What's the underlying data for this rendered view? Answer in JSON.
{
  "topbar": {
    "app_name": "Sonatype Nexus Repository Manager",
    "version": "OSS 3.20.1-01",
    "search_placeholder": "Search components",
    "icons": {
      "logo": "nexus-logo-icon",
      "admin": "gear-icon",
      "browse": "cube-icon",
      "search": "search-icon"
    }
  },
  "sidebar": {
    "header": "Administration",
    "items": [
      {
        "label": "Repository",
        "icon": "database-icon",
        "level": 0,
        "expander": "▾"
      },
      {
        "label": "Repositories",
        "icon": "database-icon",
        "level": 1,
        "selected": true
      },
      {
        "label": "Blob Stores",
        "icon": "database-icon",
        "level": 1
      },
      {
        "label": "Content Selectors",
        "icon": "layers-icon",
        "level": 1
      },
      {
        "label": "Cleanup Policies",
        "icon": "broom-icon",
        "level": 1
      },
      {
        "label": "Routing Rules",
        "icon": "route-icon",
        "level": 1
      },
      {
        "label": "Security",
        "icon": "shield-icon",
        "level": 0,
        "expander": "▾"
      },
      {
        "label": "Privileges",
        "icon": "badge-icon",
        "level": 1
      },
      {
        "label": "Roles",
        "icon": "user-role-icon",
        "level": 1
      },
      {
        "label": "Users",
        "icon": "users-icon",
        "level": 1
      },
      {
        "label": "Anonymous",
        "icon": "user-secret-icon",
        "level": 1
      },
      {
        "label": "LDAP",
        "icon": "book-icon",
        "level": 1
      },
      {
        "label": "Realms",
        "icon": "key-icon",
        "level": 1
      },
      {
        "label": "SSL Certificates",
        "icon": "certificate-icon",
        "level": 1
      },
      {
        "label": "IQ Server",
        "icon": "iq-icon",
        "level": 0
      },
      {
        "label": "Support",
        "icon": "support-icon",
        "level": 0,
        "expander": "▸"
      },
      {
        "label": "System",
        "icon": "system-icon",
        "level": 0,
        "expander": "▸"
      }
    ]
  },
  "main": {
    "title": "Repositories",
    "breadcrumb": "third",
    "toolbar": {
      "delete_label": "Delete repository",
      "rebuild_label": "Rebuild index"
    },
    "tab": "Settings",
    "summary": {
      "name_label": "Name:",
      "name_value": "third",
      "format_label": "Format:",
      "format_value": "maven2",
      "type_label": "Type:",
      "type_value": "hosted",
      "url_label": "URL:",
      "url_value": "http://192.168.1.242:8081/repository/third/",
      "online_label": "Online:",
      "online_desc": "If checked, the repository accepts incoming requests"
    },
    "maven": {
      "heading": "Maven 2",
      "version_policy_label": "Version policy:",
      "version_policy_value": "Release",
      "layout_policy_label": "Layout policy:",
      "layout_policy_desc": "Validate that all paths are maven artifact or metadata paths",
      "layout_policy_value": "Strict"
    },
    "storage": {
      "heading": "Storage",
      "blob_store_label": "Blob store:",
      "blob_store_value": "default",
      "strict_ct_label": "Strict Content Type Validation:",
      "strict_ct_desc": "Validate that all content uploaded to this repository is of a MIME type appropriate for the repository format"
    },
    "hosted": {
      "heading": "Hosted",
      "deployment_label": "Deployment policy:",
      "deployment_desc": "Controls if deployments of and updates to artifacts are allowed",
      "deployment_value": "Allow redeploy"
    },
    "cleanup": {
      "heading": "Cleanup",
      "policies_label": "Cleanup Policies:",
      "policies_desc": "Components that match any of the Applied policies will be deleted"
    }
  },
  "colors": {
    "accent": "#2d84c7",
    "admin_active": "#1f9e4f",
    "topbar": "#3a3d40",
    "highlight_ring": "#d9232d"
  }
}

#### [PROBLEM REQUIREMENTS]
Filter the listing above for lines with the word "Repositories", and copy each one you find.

#### [REPLY TO THE EXERCISE]
        "label": "Repositories",
    "title": "Repositories",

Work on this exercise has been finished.